The American Express Mess
What triggered this column was a letter to this publication from Anthony Greene in London on my musings last week about how to gussy up important e-mails in order to give them gravitas. In our exchange, he wrote:

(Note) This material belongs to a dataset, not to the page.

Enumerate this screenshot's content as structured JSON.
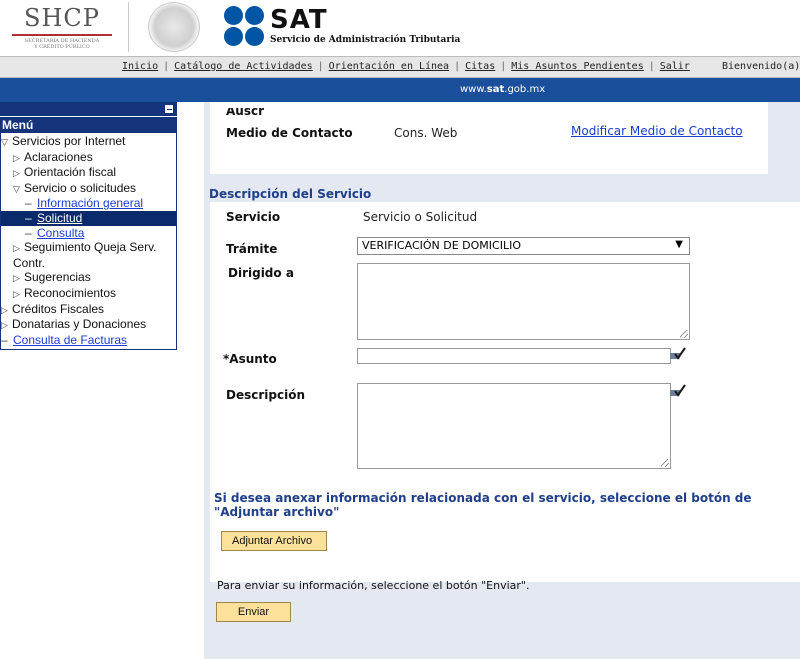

Thank you, Denny. A nice and utterly relevant piece. Your story about the Ticketmaster e-mail, and how much you appreciated their thoughtfulness, has reminded me of what I regard as one of the greatest missed opportunities in the history of marketing. Every time I use my American Express Centurion Card I cannot help but notice the following words printed on the front, “MEMBER SINCE 82”. So, during the whole of last year, every time I used the card a lightening thought crossed my mind, “Gosh, that’s 25 years!” But did American Express remember this auspicious occasion? Unfortunately no. Despite having the relevant data, there was no email, no thank-you card, no offer, no invitation to spend more, no phone call. Nothing. That really made me feel that American Express doesn’t give a damn about my custom and 25 years of brand loyalty. I would recommend for American Express to headhunt the marketing people from Ticketmaster, who at least know how to show they care!
I go back 58 years with American Express.

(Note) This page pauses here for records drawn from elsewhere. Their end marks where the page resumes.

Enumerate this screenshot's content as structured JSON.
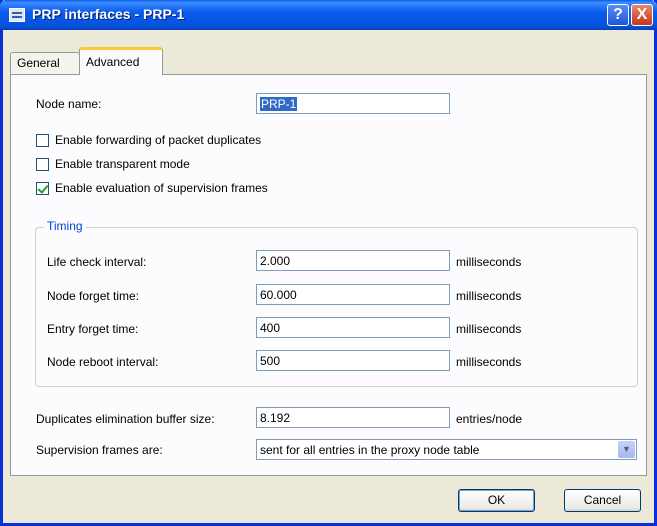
{
  "window": {
    "title": "PRP interfaces - PRP-1",
    "help_glyph": "?",
    "close_glyph": "X"
  },
  "tabs": [
    {
      "label": "General",
      "active": false
    },
    {
      "label": "Advanced",
      "active": true
    }
  ],
  "form": {
    "node_name_label": "Node name:",
    "node_name_value": "PRP-1",
    "checkboxes": [
      {
        "label": "Enable forwarding of packet duplicates",
        "checked": false
      },
      {
        "label": "Enable transparent mode",
        "checked": false
      },
      {
        "label": "Enable evaluation of supervision frames",
        "checked": true
      }
    ],
    "timing": {
      "title": "Timing",
      "rows": [
        {
          "label": "Life check interval:",
          "value": "2.000",
          "unit": "milliseconds"
        },
        {
          "label": "Node forget time:",
          "value": "60.000",
          "unit": "milliseconds"
        },
        {
          "label": "Entry forget time:",
          "value": "400",
          "unit": "milliseconds"
        },
        {
          "label": "Node reboot interval:",
          "value": "500",
          "unit": "milliseconds"
        }
      ]
    },
    "buffer_label": "Duplicates elimination buffer size:",
    "buffer_value": "8.192",
    "buffer_unit": "entries/node",
    "supervision_label": "Supervision frames are:",
    "supervision_value": "sent for all entries in the proxy node table"
  },
  "buttons": {
    "ok": "OK",
    "cancel": "Cancel"
  }
}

Anthony Greene is correct.
In 1949 my biographer/historian father Alden Hatch was contracted to create the official biography of the American Express Company on the anniversary of its centenary the following year.
The company had a storied past, beginning with its founding in 1850 as an express delivery service by Henry Wells, William G. Fargo (as in Wells Fargo) and John Butterfield. In 1882 it started a money order business, and nine years later introduced the traveler’s checque. Early in the twentieth century, it entered the travel business and began opening branch offices around the world that became headquarters, banks and post offices for American voyagers and expats. If you wanted to contact a friend or family member anywhere in the world, you needed only the itinerary and then to write the person c/o American Express Office in a distant city. It would be held until the person picked it up. When you received a letter from a friend from abroad, the return address could well have been: